Summing up his impressions after being arrested, one Australian Railways Union member said of the Labor Party, 'If ever there was a weak collection of salary chasing opportunist humbugs devoid of any semblance of working-class principles, it was members of the Labor Party.' 66 He concluded that no anti-Labor government 'could have been more vicious'.
The emergence of the parliamentary socialist movement, in the early part of the 20th century, played a key role in breaking large sections of the working-class away from their own independent efforts at bringing about change. As a result, a form of democracy that was both tokenistic and insubstantial became the order of the day. This was a major achievement for the 'rich and privileged'.

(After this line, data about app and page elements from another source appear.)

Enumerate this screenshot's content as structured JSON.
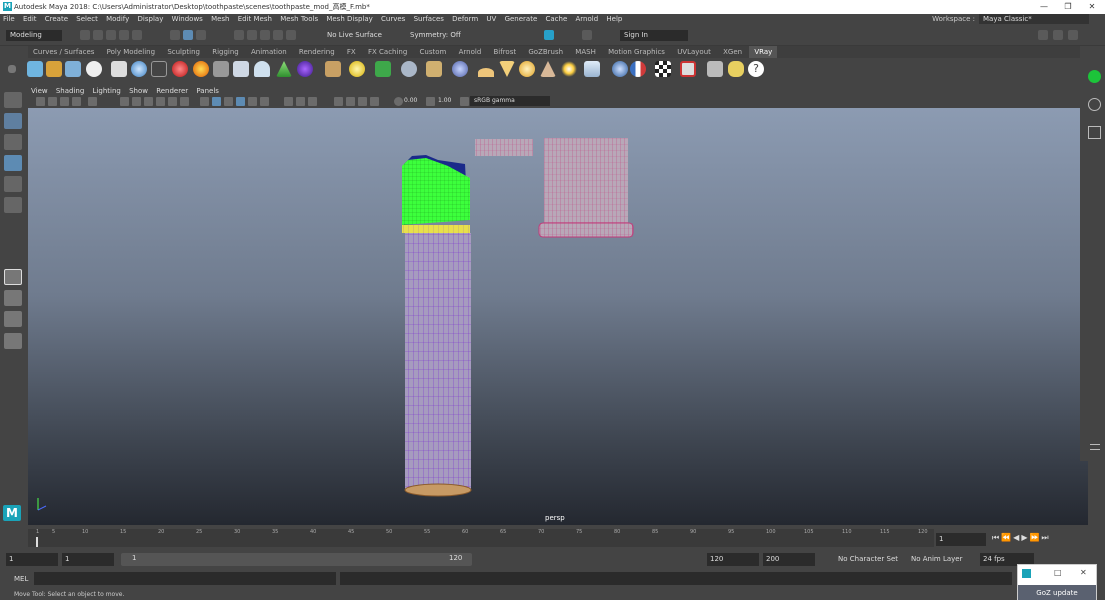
{
  "titlebar": {
    "title": "Autodesk Maya 2018: C:\\Users\\Administrator\\Desktop\\toothpaste\\scenes\\toothpaste_mod_高模_F.mb*",
    "logo": "M",
    "minimize": "—",
    "restore": "❐",
    "close": "✕"
  },
  "menubar": {
    "items": [
      "File",
      "Edit",
      "Create",
      "Select",
      "Modify",
      "Display",
      "Windows",
      "Mesh",
      "Edit Mesh",
      "Mesh Tools",
      "Mesh Display",
      "Curves",
      "Surfaces",
      "Deform",
      "UV",
      "Generate",
      "Cache",
      "Arnold",
      "Help"
    ],
    "workspace_label": "Workspace :",
    "workspace_value": "Maya Classic*"
  },
  "statusline": {
    "menuset": "Modeling",
    "live_surface": "No Live Surface",
    "symmetry": "Symmetry: Off",
    "sign_in": "Sign In"
  },
  "shelf_tabs": [
    "Curves / Surfaces",
    "Poly Modeling",
    "Sculpting",
    "Rigging",
    "Animation",
    "Rendering",
    "FX",
    "FX Caching",
    "Custom",
    "Arnold",
    "Bifrost",
    "GoZBrush",
    "MASH",
    "Motion Graphics",
    "UVLayout",
    "XGen",
    "VRay"
  ],
  "active_shelf_tab": "VRay",
  "panel_menu": [
    "View",
    "Shading",
    "Lighting",
    "Show",
    "Renderer",
    "Panels"
  ],
  "panel_toolbar": {
    "exposure": "0.00",
    "gamma": "1.00",
    "color_space": "sRGB gamma"
  },
  "viewport": {
    "camera_label": "persp"
  },
  "timeslider": {
    "ticks": [
      "1",
      "5",
      "10",
      "15",
      "20",
      "25",
      "30",
      "35",
      "40",
      "45",
      "50",
      "55",
      "60",
      "65",
      "70",
      "75",
      "80",
      "85",
      "90",
      "95",
      "100",
      "105",
      "110",
      "115",
      "120"
    ],
    "current_frame": "1"
  },
  "rangeslider": {
    "start": "1",
    "start_inner": "1",
    "range_start_label": "1",
    "range_end_label": "120",
    "end_inner": "120",
    "end": "200",
    "character_set": "No Character Set",
    "anim_layer": "No Anim Layer",
    "fps": "24 fps"
  },
  "cmdline": {
    "label": "MEL"
  },
  "helpline": {
    "text": "Move Tool: Select an object to move."
  },
  "goz": {
    "label": "GoZ update"
  },
  "colors": {
    "background": "#444444",
    "viewport_top": "#8c9bb2",
    "viewport_bottom": "#242830",
    "wire_purple": "#8a3fd1",
    "wire_green": "#3cff3c",
    "wire_pink": "#cc3a7e",
    "accent_blue": "#1aa3b8"
  }
}
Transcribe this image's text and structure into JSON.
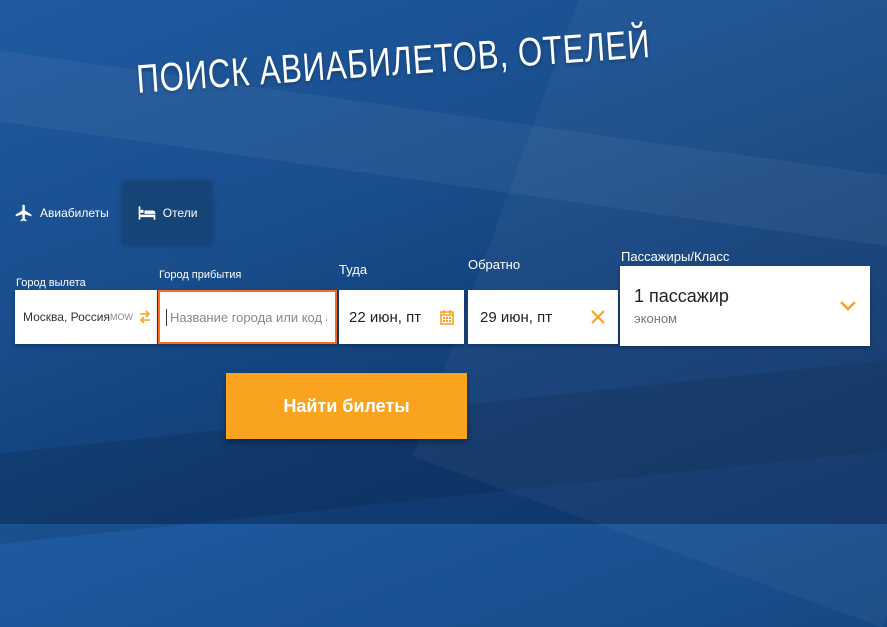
{
  "hero": {
    "title": "ПОИСК АВИАБИЛЕТОВ, ОТЕЛЕЙ"
  },
  "tabs": [
    {
      "label": "Авиабилеты",
      "icon": "airplane-icon",
      "active": false
    },
    {
      "label": "Отели",
      "icon": "bed-icon",
      "active": true
    }
  ],
  "form": {
    "from": {
      "label": "Город вылета",
      "value": "Москва, Россия",
      "code": "MOW"
    },
    "to": {
      "label": "Город прибытия",
      "placeholder": "Название города или код а..."
    },
    "depart": {
      "label": "Туда",
      "value": "22 июн, пт"
    },
    "return": {
      "label": "Обратно",
      "value": "29 июн, пт"
    },
    "passengers": {
      "label": "Пассажиры/Класс",
      "count": "1 пассажир",
      "class": "эконом"
    }
  },
  "submit": {
    "label": "Найти билеты"
  },
  "colors": {
    "accent": "#f9a31f",
    "focus": "#ff6a1f",
    "background": "#1a4f8f"
  }
}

The particular result, however, was not so much that social peace prevailed but, rather, that other forms of democracy, more substantive in content and less acceptable to the interests of the 'rich and privileged', were smothered or, at the very least, curtailed. These forms - ideas of direct action and direct democracy, democracy in the workplace etc. - posed a real challenge to the social order in that they brought the disenfranchised into the struggle for an improved society as participants rather than as observers - a difference that mattered enormously in the long run.
There would be one significant exception to this overall trend. This was in Spain. Here the anarchist movement was strong enough from the earliest days to set a political course independent of 'parliamentary socialism'. At the core of the anarchist strategy was direct democracy and direct action. Eschewing the parliamentary road and all its trappings, anarchists advocated that instead the workers should reclaim democracy at their place of power - at work and on the street. This strategy was to be basis for the most important example of democratic practice in the 20th century - the workers' collectives built during the Spanish Revolution in 1936-37 (see Chap 9).